Music at Oxford are pleased to present a concert in partnership with TORCH to celebrate chamber music from the African continent and diaspora. Pianist Samantha Ege and the Castle of our Skins string quartet give the UK premieres of works by South African composer Bongani Ndodana-Breen (b. 1975) and African American composers Florence Price (1887-1953), Undine Smith Moore (1904-1989), and Frederick C. Tillis (1930-2020) in this illuminating concert.
Tickets £7.50-£35, book here.
Dr Samantha Ege is a musicologist, pianist, and the Lord Crewe Junior Research Fellow in Music at Lincoln College, University of Oxford. She belongs to a new generation of practitioners who are redefining classical music and illuminating the diversity of its past, present, and future. Samantha’s performances and publications shed an important light on composers from underrepresented backgrounds. In 2021, she received the American Musicological Society’s Noah Greenberg Award for her recording project on five female composer-pianists from the Black Renaissance era. In 2019, she received both the Society for American Music’s Eileen Southern Fellowship and a Newberry Library Short-Term Residential Fellowship for her work on women’s contributions to concert life in interwar Chicago.
Castle of our Skins is a concert and educational series dedicated to celebrating Black artistry through music. From classrooms to concert halls, Castle of our Skins invites explorations into Black heritage and culture, spotlighting both unsung and celebrated figures of past and present. Castle of our Skins is deeply aware of the lack of equity in composer representation on concert stages and the omission of important stories and figures in Black history. It is this lack of equity that this series seeks to change. Through carefully designed educational workshops and creative concert programs, the series aim to highlight the achievements of Black artists and historical figures.

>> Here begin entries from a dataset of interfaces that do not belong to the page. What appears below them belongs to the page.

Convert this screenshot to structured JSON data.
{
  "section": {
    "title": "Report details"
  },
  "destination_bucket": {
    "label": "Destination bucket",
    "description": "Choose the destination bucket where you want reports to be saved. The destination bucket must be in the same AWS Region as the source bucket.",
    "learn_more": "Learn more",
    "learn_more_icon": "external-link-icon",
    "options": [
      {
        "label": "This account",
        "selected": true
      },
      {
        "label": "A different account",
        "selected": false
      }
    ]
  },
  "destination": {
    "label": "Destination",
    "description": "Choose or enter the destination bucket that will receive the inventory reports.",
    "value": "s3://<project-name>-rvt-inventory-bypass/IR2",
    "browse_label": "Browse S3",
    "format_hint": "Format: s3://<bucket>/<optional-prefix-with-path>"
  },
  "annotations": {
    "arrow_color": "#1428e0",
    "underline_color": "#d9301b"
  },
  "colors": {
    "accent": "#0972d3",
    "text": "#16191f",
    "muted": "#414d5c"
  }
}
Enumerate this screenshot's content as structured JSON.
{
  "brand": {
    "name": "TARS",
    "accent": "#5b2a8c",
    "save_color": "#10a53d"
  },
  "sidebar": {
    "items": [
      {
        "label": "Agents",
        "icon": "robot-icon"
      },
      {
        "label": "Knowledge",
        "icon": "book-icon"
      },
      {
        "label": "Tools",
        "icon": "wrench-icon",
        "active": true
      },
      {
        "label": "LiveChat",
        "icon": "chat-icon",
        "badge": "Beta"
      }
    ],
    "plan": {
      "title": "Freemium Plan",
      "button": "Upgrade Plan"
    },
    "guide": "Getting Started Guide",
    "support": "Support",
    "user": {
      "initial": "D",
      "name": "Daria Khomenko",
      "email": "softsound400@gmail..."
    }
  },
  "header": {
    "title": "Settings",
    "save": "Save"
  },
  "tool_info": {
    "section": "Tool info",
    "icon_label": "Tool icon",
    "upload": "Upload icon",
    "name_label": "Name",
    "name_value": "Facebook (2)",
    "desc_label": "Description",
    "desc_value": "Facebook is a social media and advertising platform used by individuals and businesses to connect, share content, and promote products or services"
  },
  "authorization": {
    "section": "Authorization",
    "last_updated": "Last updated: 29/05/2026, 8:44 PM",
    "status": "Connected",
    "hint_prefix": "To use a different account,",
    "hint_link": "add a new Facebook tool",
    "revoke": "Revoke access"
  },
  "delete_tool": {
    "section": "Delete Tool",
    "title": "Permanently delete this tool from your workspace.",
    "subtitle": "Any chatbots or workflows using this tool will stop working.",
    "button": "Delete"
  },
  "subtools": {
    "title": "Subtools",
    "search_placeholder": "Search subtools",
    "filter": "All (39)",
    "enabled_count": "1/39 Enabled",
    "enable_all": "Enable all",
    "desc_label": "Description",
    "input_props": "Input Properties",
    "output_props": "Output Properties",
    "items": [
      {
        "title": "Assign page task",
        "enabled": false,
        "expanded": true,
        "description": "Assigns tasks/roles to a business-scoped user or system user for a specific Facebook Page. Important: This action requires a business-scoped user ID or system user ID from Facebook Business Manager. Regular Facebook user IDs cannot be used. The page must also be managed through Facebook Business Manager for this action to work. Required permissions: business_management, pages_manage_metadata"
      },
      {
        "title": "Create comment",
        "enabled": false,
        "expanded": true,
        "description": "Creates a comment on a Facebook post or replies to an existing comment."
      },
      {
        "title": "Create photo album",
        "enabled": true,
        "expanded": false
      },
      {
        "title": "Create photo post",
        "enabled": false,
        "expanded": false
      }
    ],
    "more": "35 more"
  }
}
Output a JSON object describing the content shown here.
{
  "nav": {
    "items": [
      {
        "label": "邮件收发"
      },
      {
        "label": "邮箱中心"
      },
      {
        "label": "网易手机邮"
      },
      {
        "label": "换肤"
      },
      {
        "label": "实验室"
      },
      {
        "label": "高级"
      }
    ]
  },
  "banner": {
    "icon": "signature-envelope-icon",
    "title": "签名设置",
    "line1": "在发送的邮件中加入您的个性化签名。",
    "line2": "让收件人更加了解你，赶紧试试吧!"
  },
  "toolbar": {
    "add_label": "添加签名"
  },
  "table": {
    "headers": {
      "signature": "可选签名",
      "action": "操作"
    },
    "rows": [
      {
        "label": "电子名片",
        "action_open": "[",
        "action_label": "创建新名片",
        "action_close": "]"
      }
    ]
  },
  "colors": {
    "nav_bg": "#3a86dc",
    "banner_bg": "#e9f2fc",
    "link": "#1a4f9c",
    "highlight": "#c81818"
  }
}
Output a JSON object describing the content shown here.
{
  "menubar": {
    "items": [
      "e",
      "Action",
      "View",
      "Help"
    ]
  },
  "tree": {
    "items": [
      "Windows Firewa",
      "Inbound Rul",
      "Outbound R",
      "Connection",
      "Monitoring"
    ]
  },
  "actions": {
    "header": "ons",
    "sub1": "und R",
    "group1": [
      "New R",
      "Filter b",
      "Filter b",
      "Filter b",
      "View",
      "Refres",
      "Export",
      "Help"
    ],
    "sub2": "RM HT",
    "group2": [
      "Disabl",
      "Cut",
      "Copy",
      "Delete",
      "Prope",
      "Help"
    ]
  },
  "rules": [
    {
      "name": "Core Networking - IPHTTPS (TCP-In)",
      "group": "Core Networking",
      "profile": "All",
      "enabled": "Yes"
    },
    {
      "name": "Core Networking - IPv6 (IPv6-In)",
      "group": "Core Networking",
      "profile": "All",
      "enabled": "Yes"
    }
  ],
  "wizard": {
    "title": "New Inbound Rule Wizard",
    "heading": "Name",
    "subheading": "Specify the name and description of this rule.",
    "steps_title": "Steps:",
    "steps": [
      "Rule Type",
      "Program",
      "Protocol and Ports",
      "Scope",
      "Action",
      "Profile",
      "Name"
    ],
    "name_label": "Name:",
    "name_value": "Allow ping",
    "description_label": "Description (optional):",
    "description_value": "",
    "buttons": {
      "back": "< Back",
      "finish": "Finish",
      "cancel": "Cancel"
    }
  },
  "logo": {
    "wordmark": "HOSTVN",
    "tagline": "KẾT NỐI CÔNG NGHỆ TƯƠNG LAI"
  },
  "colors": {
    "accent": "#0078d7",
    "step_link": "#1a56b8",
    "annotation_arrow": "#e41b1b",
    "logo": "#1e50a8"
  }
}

Castle of our Skins has been hailed in the New York Times and Boston Globe as a beacon for diversity in the arts.